Production by the world’s biggest miner in October fell 2% from the same month last year, while shipments dropped 3%, the company said on Tuesday. Both missed targets. Meanwhile, national inventories at power plants have fallen by almost half since hitting a record in April. Stockpiles were enough for 14 days of demand on average, though several plants were running with less than a week’s stockpiles, a level considered critical by Indian regulators, according to data from the Central Electricity Authority.
“The demand from the power sector continues to remain subdued, but it should start looking up now,” said Abhisar Jain, an analyst at Mumbai-based Centrum Broking Ltd. “Power plant coal stocks have been falling and good monsoons this season should boost industrial activity. We expect these to have a positive impact on coal demand in the coming months.”
The surge in international coal prices will also support Coal India’s efforts to displace imports of the fuel with domestic supplies, Jain said. Coal India reduced prices of higher grades of coal in May to compete with imports. Australia’s Newcastle coal, a seaborne benchmark in Asia, has more than doubled this year, ending last week at near $106 a metric ton, according to data from Globalcoal.
India’s power generators had stocks for 18 days of demand on average a year ago, and 26 days as of 4 April, when inventories peaked, according to CEA data that tracks 102 facilities. Twenty of those plants had stocks for less than seven days as on 1 November, the figures show.
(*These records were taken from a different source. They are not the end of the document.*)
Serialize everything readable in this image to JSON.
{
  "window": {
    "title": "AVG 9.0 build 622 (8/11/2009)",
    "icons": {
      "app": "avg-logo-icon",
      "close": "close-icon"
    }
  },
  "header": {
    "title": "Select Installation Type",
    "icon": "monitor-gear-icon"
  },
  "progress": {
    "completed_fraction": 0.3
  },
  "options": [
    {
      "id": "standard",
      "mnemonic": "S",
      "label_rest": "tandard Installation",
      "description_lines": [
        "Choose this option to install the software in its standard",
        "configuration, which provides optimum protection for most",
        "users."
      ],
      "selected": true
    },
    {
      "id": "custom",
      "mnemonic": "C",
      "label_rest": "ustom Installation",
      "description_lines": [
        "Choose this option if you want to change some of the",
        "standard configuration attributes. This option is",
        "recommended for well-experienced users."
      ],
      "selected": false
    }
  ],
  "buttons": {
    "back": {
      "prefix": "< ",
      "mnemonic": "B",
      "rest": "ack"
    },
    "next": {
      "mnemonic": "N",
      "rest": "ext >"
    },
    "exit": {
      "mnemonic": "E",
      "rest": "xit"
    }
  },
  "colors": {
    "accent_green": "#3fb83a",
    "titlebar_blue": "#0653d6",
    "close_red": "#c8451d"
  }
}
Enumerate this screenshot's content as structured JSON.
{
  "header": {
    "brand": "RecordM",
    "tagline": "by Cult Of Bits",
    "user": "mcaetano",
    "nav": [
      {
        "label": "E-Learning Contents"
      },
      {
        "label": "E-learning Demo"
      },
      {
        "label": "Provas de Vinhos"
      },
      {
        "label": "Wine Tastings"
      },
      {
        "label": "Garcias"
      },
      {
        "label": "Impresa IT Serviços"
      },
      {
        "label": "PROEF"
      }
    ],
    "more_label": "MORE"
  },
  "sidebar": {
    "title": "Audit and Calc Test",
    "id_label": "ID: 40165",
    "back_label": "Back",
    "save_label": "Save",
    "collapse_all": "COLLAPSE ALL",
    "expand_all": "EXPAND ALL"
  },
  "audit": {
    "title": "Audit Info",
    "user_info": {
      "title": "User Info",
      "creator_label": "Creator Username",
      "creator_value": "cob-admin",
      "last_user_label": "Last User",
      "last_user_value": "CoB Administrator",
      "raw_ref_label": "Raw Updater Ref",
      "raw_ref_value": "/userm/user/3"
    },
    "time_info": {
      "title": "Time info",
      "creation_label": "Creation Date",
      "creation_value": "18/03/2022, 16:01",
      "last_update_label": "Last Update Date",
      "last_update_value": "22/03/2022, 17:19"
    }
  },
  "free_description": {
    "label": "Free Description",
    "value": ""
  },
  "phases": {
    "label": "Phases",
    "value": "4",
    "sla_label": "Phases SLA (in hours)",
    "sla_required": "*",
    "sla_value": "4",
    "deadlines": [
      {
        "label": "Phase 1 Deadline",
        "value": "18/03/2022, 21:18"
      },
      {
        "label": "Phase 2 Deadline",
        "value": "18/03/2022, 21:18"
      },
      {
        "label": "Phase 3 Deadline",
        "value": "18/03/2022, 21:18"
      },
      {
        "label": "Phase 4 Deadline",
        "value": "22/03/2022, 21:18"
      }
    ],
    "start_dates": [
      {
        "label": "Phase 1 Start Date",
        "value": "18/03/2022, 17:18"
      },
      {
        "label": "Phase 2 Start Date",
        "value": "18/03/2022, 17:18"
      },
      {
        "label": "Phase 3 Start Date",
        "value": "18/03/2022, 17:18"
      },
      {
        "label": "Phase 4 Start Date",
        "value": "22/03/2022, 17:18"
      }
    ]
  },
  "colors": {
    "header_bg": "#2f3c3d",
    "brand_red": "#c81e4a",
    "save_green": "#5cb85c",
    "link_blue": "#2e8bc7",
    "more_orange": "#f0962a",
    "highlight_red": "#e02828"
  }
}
Coal India’s October production of 43.51 million metric metric tons was 84% of its target for the month, while shipments at 43.04 million tons were 90% of the goal. The 274 million tons of production during the first seven months of the fiscal year to March 2017 is less than half the 599 million ton target for the year. Bloomberg